A poll conducted in June of 2016 by NORC-AP asked American voters for their opinions about the upcoming Presidential Election, scheduled for November of that year. The results, published on the NORC website in August 2016 should not have surprised anyone, but I admit the data surprised me. NORC-AP reported that "Eighty percent of Americans say the country is greatly divided when it comes to the most important values, and 85 percent say the United States is increasingly divided by politics."

Moreover, NORC reported that only "43% of voters say a Hillary Clinton's election would lead to a more divided country. Many more, 73 percent, say the country will be more separated if Donald Trump prevails in November."

These figures made me curious. Since nearly half the voters actually voted for Trump, the statistics would say that some of those voting for him also figured that his presidency would lead to a more "separated" nation. They understood the consequences and voted for him anyway. This indicated a significant level of dissatisfaction among Republicans with the status quo.

NORC-AP continued to record American opinions throughout the Trump tenure of office, and again after the election of Joe Biden in November, 2020. In June, 2022, for instance, NORC published a new poll, and its numbers should concern us: "Most say nation on wrong track, including Dems."

The Democrat respondents believe Biden and Democratic Congressmen have compromised on the issues too easily. They expected more definitive policy-making. Some Democrat respondents blame Republicans in Congress for stalling Democrat efforts to move forward.

But the poll states that "The national dissatisfaction is bipartisan." The polling numbers record that "Ninety-two percent of Republicans and 78%  of Democrats say the country is headed in the wrong direction." But if I asked the respondents, "Tell me which is the right direction," they would point in opposite directions—the Democrats to the left, the Republicans to the right, and they hate for their Congressmen to compromise. Most Americans hate the word "consensus," which lets the voters know they get no more than a 50% solution—too watered down to serve their needs, or the nation's needs, for that matter. Haven't the voters had enough of governing that leaves both sides dissatisfied with the result?

In this post, I would like to analyze the anatomy of the nation's division, to suggest to voters that they should not count on the situation improving. The situation starts mostly with their self-interest, which derives from their philosophical and administrative sense of what works and what does not work. And beyond philosophical disunity, there is institutional disunity—resentment and paranoia toward the opposing party—that remains after every setback.

Many of us are institutional type people. We take our marching orders from it, our talking-points, and general outlook; but the institution exists as its own deal. The institution looks after itself and does not like anyone stirring up angst against the status quo, because dissent upsets its functioning. The institution—okay, the political party—may lose twenty elections in a row, but it provides jobs, talking points, and vision to thousands of people. Realigning its positions, changing its culture, or reconfiguring its basic vision frightens people—who use the party to define themselves.
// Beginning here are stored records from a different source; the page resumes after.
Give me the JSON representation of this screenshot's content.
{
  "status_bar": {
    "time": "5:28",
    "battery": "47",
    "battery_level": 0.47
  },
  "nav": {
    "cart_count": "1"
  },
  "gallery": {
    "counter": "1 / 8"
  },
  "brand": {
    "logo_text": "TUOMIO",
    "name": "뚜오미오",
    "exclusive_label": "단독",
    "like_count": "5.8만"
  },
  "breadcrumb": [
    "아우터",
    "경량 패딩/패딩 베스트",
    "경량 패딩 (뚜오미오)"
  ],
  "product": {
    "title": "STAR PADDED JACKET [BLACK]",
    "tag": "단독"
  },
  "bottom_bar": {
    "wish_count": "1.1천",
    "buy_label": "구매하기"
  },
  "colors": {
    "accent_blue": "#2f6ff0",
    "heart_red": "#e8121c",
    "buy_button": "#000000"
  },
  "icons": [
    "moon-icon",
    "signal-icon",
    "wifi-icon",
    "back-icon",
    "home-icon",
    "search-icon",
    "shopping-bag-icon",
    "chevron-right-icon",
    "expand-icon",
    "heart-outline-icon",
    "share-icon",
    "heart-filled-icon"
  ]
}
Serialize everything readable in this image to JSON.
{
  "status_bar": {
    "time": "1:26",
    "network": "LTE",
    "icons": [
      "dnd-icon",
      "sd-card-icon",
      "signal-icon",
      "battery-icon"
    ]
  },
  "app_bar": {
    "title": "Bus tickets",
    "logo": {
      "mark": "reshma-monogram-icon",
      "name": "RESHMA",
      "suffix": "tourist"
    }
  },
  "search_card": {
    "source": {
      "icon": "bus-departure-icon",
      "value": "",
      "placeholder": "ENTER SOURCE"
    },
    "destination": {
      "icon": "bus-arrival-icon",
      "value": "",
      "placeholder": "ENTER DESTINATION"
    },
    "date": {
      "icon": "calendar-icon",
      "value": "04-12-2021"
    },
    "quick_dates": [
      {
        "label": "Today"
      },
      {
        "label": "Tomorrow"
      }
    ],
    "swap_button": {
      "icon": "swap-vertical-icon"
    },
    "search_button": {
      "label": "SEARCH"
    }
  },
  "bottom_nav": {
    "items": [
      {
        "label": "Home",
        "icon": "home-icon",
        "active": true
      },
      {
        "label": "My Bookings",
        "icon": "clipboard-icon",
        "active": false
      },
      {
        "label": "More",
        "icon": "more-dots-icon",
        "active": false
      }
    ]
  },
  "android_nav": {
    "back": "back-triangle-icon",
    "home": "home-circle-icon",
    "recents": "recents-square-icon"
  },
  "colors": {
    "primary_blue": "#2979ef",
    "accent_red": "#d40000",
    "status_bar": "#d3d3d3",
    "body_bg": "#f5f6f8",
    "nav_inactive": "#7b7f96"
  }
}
But everyone should realize, by now, that we can't keep going on like this—expecting a miracle, or whatever. What I espouse and recommend to Americans is a non-vindictive, non-violent, and non-dictatorial solution—Divide the nation and govern separately. We should divide it, or else plan for our democracy to degenerate into a dictatorial majoritarianism—where it is headed at present.